- Clean Your Gutters. Clogged gutters can block the drainage of rain and melting snow and ice. This can not only cause damage to your home, but also invites birds and other wildlife to build their nests here. Make sure drains are clean and that your spouts are far enough away from your foundation. Consider installing Leafproof XP Gutter Guards to make gutter cleaning and maintenance easier for you.
- Clear Out The Clutter. Now is the time to reorganize your belongings. This not only lets you get your garage or attic cleaned out, but also allows you to inspect areas of these spaces that you might not normally have access to. If possible, get rid of cardboard storage boxes and use plastic containers with lids instead. Get rid of old newspapers or other paper products as these invite rodents and other pests to make nests.
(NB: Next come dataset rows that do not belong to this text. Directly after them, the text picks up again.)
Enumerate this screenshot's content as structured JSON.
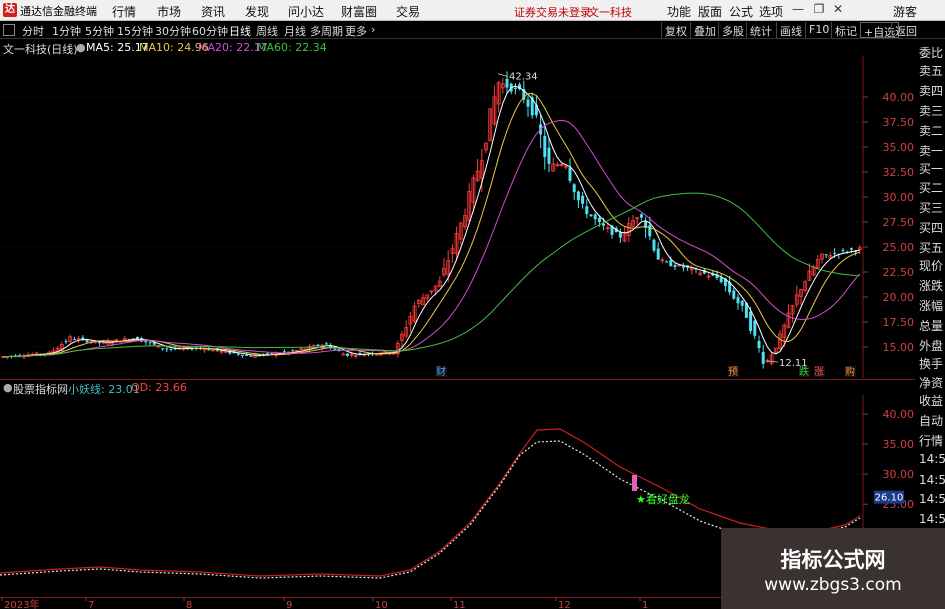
{
  "menubar": {
    "logo_glyph": "达",
    "title": "通达信金融终端",
    "items": [
      "行情",
      "市场",
      "资讯",
      "发现",
      "问小达",
      "财富圈",
      "交易"
    ],
    "notice": "证券交易未登录",
    "stock_name": "文一科技",
    "right_items": [
      "功能",
      "版面",
      "公式",
      "选项"
    ],
    "guest": "游客",
    "window_controls": [
      "—",
      "❐",
      "✕"
    ]
  },
  "periodbar": {
    "periods": [
      "分时",
      "1分钟",
      "5分钟",
      "15分钟",
      "30分钟",
      "60分钟",
      "日线",
      "周线",
      "月线",
      "多周期",
      "更多"
    ],
    "active_period": "日线",
    "tools": [
      "复权",
      "叠加",
      "多股",
      "统计",
      "画线",
      "F10",
      "标记",
      "+自选",
      "返回"
    ]
  },
  "main_chart": {
    "stock_label": "文一科技(日线)",
    "ma": [
      {
        "label": "MA5: 25.17",
        "color": "#ffffff"
      },
      {
        "label": "MA10: 24.96",
        "color": "#e8c84a"
      },
      {
        "label": "MA20: 22.17",
        "color": "#d050d0"
      },
      {
        "label": "MA60: 22.34",
        "color": "#40c040"
      }
    ],
    "high_label": "42.34",
    "low_label": "12.11",
    "y_ticks": [
      "40.00",
      "37.50",
      "35.00",
      "32.50",
      "30.00",
      "27.50",
      "25.00",
      "22.50",
      "20.00",
      "17.50",
      "15.00"
    ],
    "event_markers": [
      {
        "text": "财",
        "color": "#5a9bff"
      },
      {
        "text": "预",
        "color": "#ff8c3a"
      },
      {
        "text": "跌",
        "color": "#30d030"
      },
      {
        "text": "涨",
        "color": "#ff5050"
      },
      {
        "text": "购",
        "color": "#ff8c3a"
      }
    ]
  },
  "indicator": {
    "name": "股票指标网",
    "line_label": "小妖线: 23.01",
    "line_color": "#40c0c0",
    "qd_label": "QD: 23.66",
    "qd_color": "#ff4040",
    "y_ticks": [
      "40.00",
      "35.00",
      "30.00",
      "25.00"
    ],
    "current_value": "26.10",
    "signal_text": "★看好盘龙"
  },
  "x_axis": {
    "labels": [
      "2023年",
      "7",
      "8",
      "9",
      "10",
      "11",
      "12",
      "1"
    ]
  },
  "sidelist": {
    "items": [
      "委比",
      "卖五",
      "卖四",
      "卖三",
      "卖二",
      "卖一",
      "买一",
      "买二",
      "买三",
      "买四",
      "买五",
      "现价",
      "涨跌",
      "涨幅",
      "总量",
      "外盘",
      "换手",
      "净资",
      "收益",
      "自动",
      "行情",
      "14:50",
      "14:50",
      "14:50",
      "14:50",
      "14:50",
      "14:50",
      "14:50",
      "14:50"
    ]
  },
  "watermark": {
    "title": "指标公式网",
    "url": "www.zbgs3.com"
  },
  "chart_data": {
    "type": "candlestick",
    "price_range": [
      12.5,
      43.5
    ],
    "indicator_range": [
      22.5,
      42.5
    ],
    "highlighted_points": {
      "high": 42.34,
      "low": 12.11
    }
  }
}
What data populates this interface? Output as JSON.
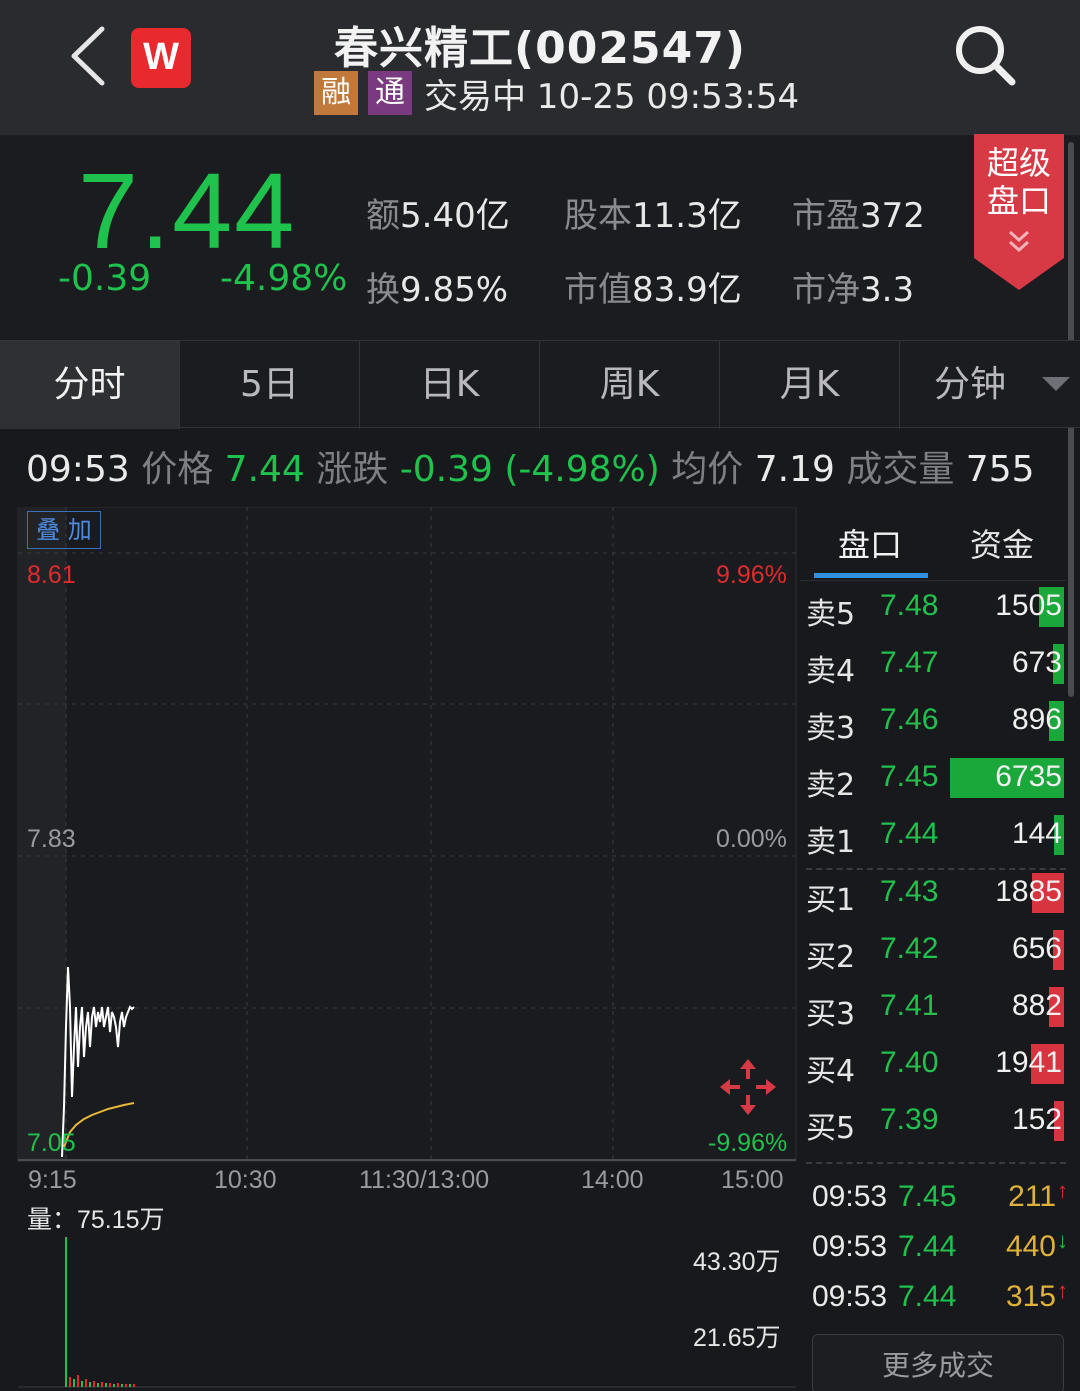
{
  "header": {
    "title": "春兴精工(002547)",
    "logo_letter": "W",
    "tag_rong": "融",
    "tag_tong": "通",
    "status": "交易中 10-25 09:53:54"
  },
  "quote": {
    "price": "7.44",
    "change": "-0.39",
    "change_pct": "-4.98%",
    "stats": [
      {
        "k": "额",
        "v": "5.40亿"
      },
      {
        "k": "股本",
        "v": "11.3亿"
      },
      {
        "k": "市盈",
        "v": "372"
      },
      {
        "k": "换",
        "v": "9.85%"
      },
      {
        "k": "市值",
        "v": "83.9亿"
      },
      {
        "k": "市净",
        "v": "3.3"
      }
    ],
    "super_badge_line1": "超级",
    "super_badge_line2": "盘口"
  },
  "tabs": [
    "分时",
    "5日",
    "日K",
    "周K",
    "月K",
    "分钟"
  ],
  "info": {
    "time": "09:53",
    "price_k": "价格",
    "price_v": "7.44",
    "chg_k": "涨跌",
    "chg_v": "-0.39 (-4.98%)",
    "avg_k": "均价",
    "avg_v": "7.19",
    "vol_k": "成交量",
    "vol_v": "755"
  },
  "chart": {
    "overlay": "叠 加",
    "y_top": "8.61",
    "y_mid": "7.83",
    "y_bot": "7.05",
    "pct_top": "9.96%",
    "pct_mid": "0.00%",
    "pct_bot": "-9.96%",
    "x_labels": [
      "9:15",
      "10:30",
      "11:30/13:00",
      "14:00",
      "15:00"
    ],
    "vol_label": "量：75.15万",
    "vol_mid": "43.30万",
    "vol_low": "21.65万",
    "colors": {
      "up": "#e02b2b",
      "down": "#1ec24c",
      "price_line": "#ffffff",
      "avg_line": "#e8b83a"
    }
  },
  "orderbook": {
    "tab_active": "盘口",
    "tab_other": "资金",
    "asks": [
      {
        "label": "卖5",
        "price": "7.48",
        "vol": "1505",
        "bar": 0.22
      },
      {
        "label": "卖4",
        "price": "7.47",
        "vol": "673",
        "bar": 0.1
      },
      {
        "label": "卖3",
        "price": "7.46",
        "vol": "896",
        "bar": 0.13
      },
      {
        "label": "卖2",
        "price": "7.45",
        "vol": "6735",
        "bar": 1.0
      },
      {
        "label": "卖1",
        "price": "7.44",
        "vol": "144",
        "bar": 0.02
      }
    ],
    "bids": [
      {
        "label": "买1",
        "price": "7.43",
        "vol": "1885",
        "bar": 0.28
      },
      {
        "label": "买2",
        "price": "7.42",
        "vol": "656",
        "bar": 0.1
      },
      {
        "label": "买3",
        "price": "7.41",
        "vol": "882",
        "bar": 0.13
      },
      {
        "label": "买4",
        "price": "7.40",
        "vol": "1941",
        "bar": 0.29
      },
      {
        "label": "买5",
        "price": "7.39",
        "vol": "152",
        "bar": 0.02
      }
    ],
    "ticks": [
      {
        "time": "09:53",
        "price": "7.45",
        "vol": "211",
        "dir": "↑",
        "dir_color": "#e02b2b"
      },
      {
        "time": "09:53",
        "price": "7.44",
        "vol": "440",
        "dir": "↓",
        "dir_color": "#1ec24c"
      },
      {
        "time": "09:53",
        "price": "7.44",
        "vol": "315",
        "dir": "↑",
        "dir_color": "#e02b2b"
      }
    ],
    "more": "更多成交"
  }
}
- Get Rid Of Their Food. Winter wildlife will eat anything they can get their hands on. If you have birdfeeders, take them down in the evenings and put them back out in the mornings. Clean up any spilled birdseed from the ground underneath them. If you do keep your birdfeeders out all the time, consider squirrel proofing them. Use trash and compost bins with locks and store them in the garage if possible. Make sure outdoor composts are well sealed. Store food in airtight containers and refrigerate them if possible. Don’t leave pet food out overnight, especially outdoors. Clean up any spilled food and crumbs daily and sweep and vacuum often.
- Clean Up Your Yard. Clutter and debris in your yard can invite all sorts of pests to invade. Keep your yard clean and free of debris. Trim shrubs and branches away from your home as pests can use these to access your house. Stack firewood at least 2 feet off the ground to keep animals from nesting underneath. Dead trees, brush piles, and tall grasses should be put in yard waste bags and kept in the garage until garbage day.
- Call The Pros. If you suspect you have a wildlife problem, call a professional wildlife control company. They can come out and inspect your home, remove any unwanted critters, and provide you with a prevention and treatment plan to keep them from coming back.